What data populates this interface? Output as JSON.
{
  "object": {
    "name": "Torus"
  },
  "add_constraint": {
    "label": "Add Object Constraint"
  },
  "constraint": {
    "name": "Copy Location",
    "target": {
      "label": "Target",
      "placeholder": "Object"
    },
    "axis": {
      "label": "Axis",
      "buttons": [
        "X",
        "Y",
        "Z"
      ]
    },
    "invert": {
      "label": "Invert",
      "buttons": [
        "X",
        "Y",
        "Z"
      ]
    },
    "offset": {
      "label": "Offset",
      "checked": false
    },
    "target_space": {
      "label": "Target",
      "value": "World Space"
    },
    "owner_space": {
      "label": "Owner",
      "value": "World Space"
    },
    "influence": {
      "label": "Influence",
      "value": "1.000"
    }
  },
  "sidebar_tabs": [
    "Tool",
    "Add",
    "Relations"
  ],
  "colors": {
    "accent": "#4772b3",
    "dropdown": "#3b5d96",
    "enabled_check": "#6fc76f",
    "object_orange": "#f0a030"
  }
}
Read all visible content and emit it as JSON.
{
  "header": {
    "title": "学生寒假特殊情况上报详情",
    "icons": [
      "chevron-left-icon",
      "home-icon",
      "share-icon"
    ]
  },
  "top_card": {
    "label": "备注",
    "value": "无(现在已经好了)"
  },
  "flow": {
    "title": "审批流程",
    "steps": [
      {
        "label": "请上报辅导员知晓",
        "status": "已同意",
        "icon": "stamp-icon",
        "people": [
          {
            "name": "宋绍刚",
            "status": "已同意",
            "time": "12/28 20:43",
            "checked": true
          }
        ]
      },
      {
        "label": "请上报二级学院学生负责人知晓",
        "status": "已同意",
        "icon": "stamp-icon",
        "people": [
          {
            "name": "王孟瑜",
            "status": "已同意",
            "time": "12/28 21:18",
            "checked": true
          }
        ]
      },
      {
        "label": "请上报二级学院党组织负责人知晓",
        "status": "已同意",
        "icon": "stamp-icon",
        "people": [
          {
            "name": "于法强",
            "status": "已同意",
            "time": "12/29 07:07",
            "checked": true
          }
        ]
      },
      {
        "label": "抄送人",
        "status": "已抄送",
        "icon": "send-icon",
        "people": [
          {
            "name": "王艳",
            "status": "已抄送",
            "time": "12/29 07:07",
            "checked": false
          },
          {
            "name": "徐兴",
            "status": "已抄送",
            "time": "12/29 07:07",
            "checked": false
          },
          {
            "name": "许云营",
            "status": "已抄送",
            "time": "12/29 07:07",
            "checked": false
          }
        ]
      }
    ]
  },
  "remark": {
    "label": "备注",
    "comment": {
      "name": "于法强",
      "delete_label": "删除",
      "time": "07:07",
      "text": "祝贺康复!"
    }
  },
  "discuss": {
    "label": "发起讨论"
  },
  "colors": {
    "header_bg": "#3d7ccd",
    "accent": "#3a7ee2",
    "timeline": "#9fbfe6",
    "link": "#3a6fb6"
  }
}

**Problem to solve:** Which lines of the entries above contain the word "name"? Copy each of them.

**The completed task:**
    "name": "Torus"
    "name": "Copy Location",
            "name": "宋绍刚",
            "name": "王孟瑜",
            "name": "于法强",
            "name": "王艳",
            "name": "徐兴",
            "name": "许云营",
      "name": "于法强",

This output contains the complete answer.